**TASK TO COMPLETE**
Repeat the material in full. Keep every line exactly as it is.
- - -
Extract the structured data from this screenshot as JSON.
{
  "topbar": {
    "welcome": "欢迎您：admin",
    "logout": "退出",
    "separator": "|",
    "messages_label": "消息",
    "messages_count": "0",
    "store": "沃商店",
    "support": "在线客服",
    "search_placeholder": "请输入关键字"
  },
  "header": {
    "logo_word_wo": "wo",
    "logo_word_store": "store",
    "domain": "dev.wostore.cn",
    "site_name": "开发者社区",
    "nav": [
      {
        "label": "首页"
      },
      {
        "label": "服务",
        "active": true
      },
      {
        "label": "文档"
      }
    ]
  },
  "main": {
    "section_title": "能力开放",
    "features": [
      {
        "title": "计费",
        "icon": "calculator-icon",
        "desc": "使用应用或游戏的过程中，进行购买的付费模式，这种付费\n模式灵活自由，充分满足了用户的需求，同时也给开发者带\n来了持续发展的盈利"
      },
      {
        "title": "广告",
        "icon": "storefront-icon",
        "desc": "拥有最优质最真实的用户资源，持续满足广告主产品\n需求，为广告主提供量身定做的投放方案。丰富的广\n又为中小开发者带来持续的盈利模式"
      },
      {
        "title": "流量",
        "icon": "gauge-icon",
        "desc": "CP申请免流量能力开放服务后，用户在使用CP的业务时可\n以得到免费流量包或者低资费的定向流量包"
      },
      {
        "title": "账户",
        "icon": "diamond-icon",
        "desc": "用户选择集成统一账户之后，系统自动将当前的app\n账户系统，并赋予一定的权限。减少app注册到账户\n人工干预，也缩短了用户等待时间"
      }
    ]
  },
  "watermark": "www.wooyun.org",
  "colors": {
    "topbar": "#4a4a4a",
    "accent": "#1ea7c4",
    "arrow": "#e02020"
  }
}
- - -
**WRITTEN SOLUTION**
Extract the structured data from this screenshot as JSON.
{
  "topbar": {
    "welcome": "欢迎您：admin",
    "logout": "退出",
    "separator": "|",
    "messages_label": "消息",
    "messages_count": "0",
    "store": "沃商店",
    "support": "在线客服",
    "search_placeholder": "请输入关键字"
  },
  "header": {
    "logo_word_wo": "wo",
    "logo_word_store": "store",
    "domain": "dev.wostore.cn",
    "site_name": "开发者社区",
    "nav": [
      {
        "label": "首页"
      },
      {
        "label": "服务",
        "active": true
      },
      {
        "label": "文档"
      }
    ]
  },
  "main": {
    "section_title": "能力开放",
    "features": [
      {
        "title": "计费",
        "icon": "calculator-icon",
        "desc": "使用应用或游戏的过程中，进行购买的付费模式，这种付费\n模式灵活自由，充分满足了用户的需求，同时也给开发者带\n来了持续发展的盈利"
      },
      {
        "title": "广告",
        "icon": "storefront-icon",
        "desc": "拥有最优质最真实的用户资源，持续满足广告主产品\n需求，为广告主提供量身定做的投放方案。丰富的广\n又为中小开发者带来持续的盈利模式"
      },
      {
        "title": "流量",
        "icon": "gauge-icon",
        "desc": "CP申请免流量能力开放服务后，用户在使用CP的业务时可\n以得到免费流量包或者低资费的定向流量包"
      },
      {
        "title": "账户",
        "icon": "diamond-icon",
        "desc": "用户选择集成统一账户之后，系统自动将当前的app\n账户系统，并赋予一定的权限。减少app注册到账户\n人工干预，也缩短了用户等待时间"
      }
    ]
  },
  "watermark": "www.wooyun.org",
  "colors": {
    "topbar": "#4a4a4a",
    "accent": "#1ea7c4",
    "arrow": "#e02020"
  }
}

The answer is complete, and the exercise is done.